Content starts
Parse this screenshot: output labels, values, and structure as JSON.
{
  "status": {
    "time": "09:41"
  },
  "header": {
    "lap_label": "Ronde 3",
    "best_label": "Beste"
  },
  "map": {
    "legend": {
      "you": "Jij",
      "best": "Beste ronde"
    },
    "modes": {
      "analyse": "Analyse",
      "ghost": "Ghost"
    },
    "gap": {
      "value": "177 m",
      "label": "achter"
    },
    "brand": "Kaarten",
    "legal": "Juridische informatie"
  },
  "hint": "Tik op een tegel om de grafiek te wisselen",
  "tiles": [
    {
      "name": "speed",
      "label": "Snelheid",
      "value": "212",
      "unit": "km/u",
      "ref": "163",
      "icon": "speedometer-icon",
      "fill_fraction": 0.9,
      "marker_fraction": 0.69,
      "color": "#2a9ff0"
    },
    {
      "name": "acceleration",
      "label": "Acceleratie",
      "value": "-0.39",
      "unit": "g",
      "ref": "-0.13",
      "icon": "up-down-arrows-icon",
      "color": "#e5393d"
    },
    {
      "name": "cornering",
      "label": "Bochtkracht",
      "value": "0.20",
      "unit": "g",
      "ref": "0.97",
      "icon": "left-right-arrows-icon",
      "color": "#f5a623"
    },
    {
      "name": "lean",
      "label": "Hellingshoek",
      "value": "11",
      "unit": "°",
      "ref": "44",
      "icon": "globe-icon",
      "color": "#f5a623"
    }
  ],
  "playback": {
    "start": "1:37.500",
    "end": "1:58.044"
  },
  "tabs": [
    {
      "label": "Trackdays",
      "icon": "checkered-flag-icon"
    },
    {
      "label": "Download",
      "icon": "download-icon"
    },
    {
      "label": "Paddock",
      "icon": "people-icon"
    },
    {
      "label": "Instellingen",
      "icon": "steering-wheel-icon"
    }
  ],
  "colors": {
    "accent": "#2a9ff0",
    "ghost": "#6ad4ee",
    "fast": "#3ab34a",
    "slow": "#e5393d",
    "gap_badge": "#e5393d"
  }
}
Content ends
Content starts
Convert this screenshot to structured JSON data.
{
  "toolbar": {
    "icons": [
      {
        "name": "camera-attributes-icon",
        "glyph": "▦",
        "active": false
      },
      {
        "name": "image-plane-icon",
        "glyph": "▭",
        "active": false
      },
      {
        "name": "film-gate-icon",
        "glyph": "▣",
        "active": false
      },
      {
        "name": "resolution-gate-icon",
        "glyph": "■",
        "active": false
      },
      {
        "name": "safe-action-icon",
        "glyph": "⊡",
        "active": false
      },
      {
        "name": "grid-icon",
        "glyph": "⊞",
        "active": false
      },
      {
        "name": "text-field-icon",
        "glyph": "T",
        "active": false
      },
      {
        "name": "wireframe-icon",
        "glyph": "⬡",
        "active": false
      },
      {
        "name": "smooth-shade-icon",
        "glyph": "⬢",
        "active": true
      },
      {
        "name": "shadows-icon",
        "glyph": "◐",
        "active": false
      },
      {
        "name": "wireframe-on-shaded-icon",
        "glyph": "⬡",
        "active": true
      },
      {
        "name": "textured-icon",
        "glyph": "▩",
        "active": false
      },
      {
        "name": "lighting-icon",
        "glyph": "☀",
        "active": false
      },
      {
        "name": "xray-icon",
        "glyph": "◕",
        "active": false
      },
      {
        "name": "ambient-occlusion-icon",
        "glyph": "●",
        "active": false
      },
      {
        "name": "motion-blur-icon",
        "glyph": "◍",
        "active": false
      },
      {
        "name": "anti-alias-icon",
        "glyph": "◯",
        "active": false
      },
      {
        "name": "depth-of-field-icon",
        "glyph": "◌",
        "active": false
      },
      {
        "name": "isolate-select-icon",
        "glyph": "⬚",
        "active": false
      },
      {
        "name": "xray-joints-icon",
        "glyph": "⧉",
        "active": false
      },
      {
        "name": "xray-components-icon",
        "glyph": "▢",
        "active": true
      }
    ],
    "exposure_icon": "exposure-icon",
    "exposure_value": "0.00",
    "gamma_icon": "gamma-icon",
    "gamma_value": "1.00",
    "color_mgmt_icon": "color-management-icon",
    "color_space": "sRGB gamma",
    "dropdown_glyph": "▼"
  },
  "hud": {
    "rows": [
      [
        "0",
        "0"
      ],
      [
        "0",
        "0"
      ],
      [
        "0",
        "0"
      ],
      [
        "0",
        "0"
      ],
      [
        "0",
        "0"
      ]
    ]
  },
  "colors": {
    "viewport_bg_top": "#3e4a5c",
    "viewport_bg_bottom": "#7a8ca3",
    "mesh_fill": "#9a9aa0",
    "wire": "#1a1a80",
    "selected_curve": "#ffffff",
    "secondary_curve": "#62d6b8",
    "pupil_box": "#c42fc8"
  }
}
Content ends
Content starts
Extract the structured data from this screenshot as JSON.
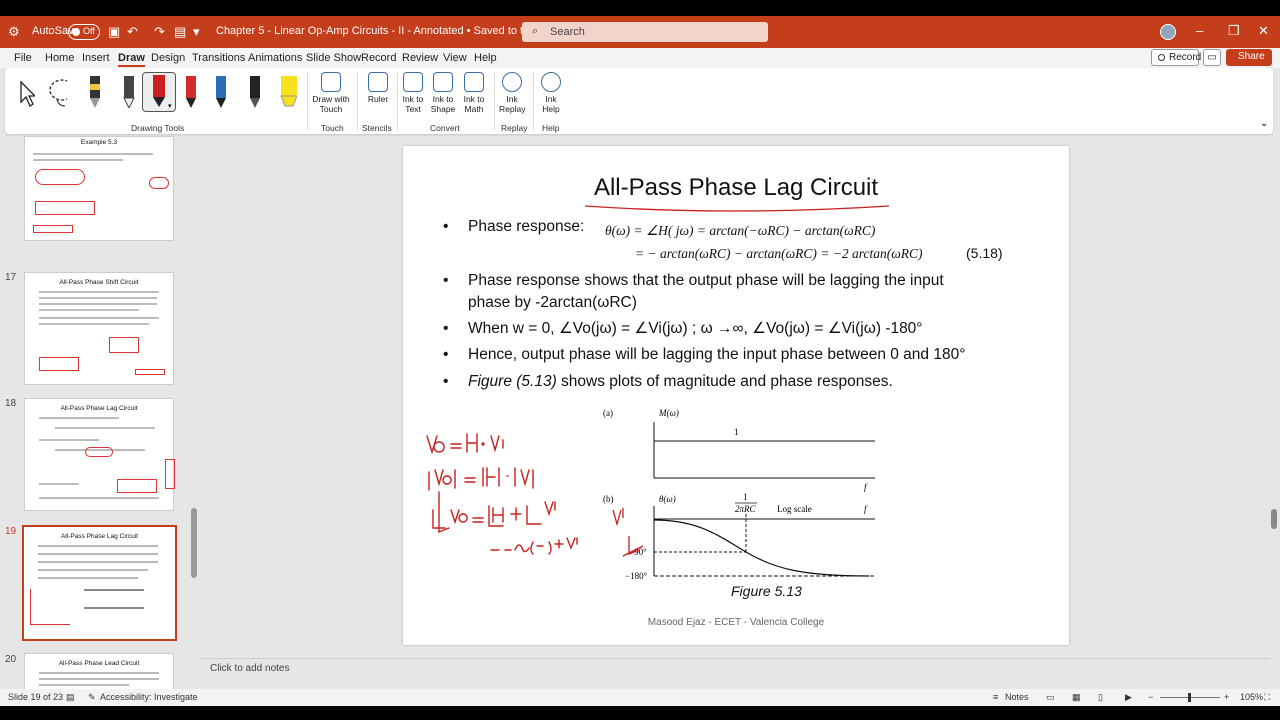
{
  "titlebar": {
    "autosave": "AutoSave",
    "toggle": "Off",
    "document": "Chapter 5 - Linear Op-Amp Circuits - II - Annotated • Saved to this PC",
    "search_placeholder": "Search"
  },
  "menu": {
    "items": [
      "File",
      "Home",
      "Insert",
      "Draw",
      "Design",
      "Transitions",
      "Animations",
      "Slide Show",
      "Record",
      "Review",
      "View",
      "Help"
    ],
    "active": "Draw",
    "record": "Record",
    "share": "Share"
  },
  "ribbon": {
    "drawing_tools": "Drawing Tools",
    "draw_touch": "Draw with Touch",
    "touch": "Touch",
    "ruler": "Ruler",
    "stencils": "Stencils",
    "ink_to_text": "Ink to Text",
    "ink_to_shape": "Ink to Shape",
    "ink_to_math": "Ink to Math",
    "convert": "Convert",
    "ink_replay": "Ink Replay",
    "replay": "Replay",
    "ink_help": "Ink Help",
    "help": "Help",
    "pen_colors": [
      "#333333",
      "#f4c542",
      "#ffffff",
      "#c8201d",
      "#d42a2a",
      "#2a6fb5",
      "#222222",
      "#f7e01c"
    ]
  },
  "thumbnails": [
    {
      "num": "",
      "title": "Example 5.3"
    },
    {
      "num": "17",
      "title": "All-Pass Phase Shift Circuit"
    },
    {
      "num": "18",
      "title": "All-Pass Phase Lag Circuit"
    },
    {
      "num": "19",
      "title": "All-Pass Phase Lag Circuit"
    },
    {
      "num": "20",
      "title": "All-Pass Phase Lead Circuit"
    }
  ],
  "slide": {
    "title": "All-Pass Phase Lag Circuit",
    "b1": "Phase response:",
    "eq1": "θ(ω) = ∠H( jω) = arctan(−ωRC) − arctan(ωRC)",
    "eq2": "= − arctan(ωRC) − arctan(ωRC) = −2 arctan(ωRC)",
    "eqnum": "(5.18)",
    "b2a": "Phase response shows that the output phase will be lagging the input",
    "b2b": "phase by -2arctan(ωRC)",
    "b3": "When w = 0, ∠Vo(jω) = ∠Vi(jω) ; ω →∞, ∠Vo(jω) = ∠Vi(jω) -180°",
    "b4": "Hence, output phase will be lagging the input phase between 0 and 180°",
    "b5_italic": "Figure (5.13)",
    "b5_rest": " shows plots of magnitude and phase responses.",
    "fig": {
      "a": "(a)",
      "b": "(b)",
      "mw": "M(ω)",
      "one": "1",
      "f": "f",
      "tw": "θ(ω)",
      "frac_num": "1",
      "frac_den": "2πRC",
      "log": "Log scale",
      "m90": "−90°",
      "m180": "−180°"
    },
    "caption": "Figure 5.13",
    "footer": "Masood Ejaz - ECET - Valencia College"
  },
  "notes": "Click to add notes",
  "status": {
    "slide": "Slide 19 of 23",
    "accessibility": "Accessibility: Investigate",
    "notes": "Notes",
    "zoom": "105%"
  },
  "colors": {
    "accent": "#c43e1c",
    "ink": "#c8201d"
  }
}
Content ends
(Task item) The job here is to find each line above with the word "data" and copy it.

(Answer to this task)
Convert this screenshot to structured JSON data.
Extract the structured data from this screenshot as JSON.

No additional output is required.